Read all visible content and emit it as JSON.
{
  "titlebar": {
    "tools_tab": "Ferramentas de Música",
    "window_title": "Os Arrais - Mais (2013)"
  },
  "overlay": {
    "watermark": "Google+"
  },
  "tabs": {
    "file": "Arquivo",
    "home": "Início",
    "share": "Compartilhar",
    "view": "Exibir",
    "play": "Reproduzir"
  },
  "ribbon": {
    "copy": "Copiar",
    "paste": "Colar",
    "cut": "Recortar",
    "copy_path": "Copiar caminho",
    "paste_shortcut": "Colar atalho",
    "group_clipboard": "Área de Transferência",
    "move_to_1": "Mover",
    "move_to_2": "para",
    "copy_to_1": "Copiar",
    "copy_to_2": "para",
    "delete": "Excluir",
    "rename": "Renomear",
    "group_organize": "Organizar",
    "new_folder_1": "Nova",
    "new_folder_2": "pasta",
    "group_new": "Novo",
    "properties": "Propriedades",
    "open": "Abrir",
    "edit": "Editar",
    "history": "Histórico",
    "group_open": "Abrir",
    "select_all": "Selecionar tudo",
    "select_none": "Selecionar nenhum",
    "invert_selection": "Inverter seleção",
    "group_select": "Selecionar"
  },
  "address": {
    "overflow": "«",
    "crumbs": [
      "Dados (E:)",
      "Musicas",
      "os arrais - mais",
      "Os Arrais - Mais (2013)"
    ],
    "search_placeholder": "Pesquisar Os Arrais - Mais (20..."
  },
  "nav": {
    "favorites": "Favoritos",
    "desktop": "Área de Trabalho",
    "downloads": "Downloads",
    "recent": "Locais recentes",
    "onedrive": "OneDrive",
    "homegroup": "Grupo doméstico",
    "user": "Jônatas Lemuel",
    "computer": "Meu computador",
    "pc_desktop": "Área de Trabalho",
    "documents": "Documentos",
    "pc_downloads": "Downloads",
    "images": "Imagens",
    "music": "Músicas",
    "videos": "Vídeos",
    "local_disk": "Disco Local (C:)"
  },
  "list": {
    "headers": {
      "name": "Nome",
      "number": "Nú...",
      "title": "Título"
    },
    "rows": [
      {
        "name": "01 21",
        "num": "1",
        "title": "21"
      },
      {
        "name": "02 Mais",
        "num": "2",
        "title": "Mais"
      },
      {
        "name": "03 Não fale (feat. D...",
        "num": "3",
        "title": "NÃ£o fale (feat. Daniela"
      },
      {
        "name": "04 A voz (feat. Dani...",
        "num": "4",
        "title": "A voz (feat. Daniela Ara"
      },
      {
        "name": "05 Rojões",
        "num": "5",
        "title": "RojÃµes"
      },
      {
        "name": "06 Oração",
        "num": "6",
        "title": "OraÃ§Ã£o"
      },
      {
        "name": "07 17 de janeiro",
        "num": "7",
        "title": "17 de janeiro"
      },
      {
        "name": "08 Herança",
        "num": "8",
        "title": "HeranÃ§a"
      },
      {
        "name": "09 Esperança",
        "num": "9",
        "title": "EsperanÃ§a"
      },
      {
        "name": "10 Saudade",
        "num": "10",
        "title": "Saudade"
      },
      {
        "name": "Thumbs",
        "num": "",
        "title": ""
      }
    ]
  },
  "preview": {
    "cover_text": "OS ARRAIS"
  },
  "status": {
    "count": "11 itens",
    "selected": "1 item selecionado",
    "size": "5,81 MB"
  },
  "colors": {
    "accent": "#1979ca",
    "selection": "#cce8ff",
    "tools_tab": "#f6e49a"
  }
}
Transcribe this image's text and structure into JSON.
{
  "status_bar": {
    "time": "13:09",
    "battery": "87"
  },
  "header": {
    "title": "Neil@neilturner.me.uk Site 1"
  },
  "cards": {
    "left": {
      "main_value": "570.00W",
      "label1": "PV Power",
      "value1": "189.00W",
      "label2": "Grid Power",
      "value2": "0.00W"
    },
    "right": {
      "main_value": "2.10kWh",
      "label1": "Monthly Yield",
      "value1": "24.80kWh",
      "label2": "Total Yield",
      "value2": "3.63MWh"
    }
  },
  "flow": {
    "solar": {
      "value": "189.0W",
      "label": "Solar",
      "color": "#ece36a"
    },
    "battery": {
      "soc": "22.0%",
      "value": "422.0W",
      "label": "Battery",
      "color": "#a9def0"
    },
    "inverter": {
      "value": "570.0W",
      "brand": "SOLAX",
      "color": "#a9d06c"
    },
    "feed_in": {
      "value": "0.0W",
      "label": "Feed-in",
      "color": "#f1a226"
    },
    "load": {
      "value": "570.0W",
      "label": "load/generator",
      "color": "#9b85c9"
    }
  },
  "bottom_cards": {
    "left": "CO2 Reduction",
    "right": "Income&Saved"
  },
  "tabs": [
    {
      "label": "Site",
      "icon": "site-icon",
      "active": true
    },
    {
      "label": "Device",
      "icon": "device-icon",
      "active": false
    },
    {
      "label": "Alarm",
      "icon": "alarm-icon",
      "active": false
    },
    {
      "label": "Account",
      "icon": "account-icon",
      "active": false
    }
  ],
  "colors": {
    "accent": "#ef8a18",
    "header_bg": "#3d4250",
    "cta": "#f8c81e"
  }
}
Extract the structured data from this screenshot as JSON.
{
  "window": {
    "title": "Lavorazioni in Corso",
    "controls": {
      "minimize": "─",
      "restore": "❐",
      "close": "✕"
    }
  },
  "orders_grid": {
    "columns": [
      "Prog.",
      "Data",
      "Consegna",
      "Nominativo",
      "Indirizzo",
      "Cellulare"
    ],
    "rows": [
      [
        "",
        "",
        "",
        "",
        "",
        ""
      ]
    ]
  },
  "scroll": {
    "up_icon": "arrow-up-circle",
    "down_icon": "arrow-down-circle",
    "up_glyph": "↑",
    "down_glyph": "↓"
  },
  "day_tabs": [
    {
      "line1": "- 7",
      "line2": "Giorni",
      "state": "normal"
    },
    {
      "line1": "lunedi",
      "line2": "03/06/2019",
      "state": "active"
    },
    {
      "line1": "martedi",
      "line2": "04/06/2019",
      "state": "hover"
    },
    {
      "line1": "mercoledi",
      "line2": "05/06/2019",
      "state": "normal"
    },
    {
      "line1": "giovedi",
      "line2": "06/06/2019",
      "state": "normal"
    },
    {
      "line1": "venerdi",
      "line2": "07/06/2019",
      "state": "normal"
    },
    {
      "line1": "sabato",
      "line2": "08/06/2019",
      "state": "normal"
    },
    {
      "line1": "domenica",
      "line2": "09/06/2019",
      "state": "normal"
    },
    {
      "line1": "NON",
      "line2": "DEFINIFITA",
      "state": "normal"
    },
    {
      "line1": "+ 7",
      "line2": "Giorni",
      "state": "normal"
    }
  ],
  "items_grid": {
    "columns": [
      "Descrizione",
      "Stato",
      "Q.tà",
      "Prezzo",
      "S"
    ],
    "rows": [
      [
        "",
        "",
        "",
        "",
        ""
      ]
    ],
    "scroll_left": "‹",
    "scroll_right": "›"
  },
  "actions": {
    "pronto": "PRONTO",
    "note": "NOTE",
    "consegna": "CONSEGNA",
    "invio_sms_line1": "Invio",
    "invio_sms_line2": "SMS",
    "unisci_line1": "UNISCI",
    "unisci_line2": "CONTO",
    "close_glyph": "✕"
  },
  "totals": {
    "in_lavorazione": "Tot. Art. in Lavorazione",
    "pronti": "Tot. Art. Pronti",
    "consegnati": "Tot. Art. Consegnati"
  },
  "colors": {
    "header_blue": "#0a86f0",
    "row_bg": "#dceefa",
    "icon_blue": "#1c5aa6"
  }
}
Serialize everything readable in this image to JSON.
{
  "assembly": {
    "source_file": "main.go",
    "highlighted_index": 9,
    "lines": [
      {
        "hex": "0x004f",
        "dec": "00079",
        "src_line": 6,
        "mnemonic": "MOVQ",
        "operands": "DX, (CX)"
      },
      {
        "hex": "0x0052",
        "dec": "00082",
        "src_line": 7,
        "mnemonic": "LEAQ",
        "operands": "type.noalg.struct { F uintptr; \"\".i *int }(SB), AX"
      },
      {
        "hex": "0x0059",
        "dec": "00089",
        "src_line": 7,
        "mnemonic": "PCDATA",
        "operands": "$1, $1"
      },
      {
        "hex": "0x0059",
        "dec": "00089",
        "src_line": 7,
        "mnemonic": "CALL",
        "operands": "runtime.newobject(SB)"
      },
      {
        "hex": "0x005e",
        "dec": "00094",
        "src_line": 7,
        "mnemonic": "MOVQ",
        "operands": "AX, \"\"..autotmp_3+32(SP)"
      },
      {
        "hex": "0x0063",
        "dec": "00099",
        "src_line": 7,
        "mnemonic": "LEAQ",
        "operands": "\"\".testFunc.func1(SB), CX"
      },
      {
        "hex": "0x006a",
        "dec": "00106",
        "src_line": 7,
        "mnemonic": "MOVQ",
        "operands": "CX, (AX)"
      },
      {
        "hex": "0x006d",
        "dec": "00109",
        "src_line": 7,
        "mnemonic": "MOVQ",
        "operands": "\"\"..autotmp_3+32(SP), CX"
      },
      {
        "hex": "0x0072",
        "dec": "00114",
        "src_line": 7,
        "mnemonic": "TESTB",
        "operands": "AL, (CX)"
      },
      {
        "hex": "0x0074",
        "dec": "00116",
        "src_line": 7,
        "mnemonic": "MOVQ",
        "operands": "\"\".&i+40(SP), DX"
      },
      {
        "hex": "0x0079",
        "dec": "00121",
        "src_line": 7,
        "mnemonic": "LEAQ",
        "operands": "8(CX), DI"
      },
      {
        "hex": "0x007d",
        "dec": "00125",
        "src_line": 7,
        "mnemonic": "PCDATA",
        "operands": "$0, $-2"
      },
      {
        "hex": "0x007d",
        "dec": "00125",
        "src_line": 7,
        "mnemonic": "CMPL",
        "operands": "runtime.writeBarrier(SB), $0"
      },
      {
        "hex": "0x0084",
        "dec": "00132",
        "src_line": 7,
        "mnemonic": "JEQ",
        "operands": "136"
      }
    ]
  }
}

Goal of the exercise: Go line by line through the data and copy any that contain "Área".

Solution for this task:
    "group_clipboard": "Área de Transferência",
    "desktop": "Área de Trabalho",
    "pc_desktop": "Área de Trabalho",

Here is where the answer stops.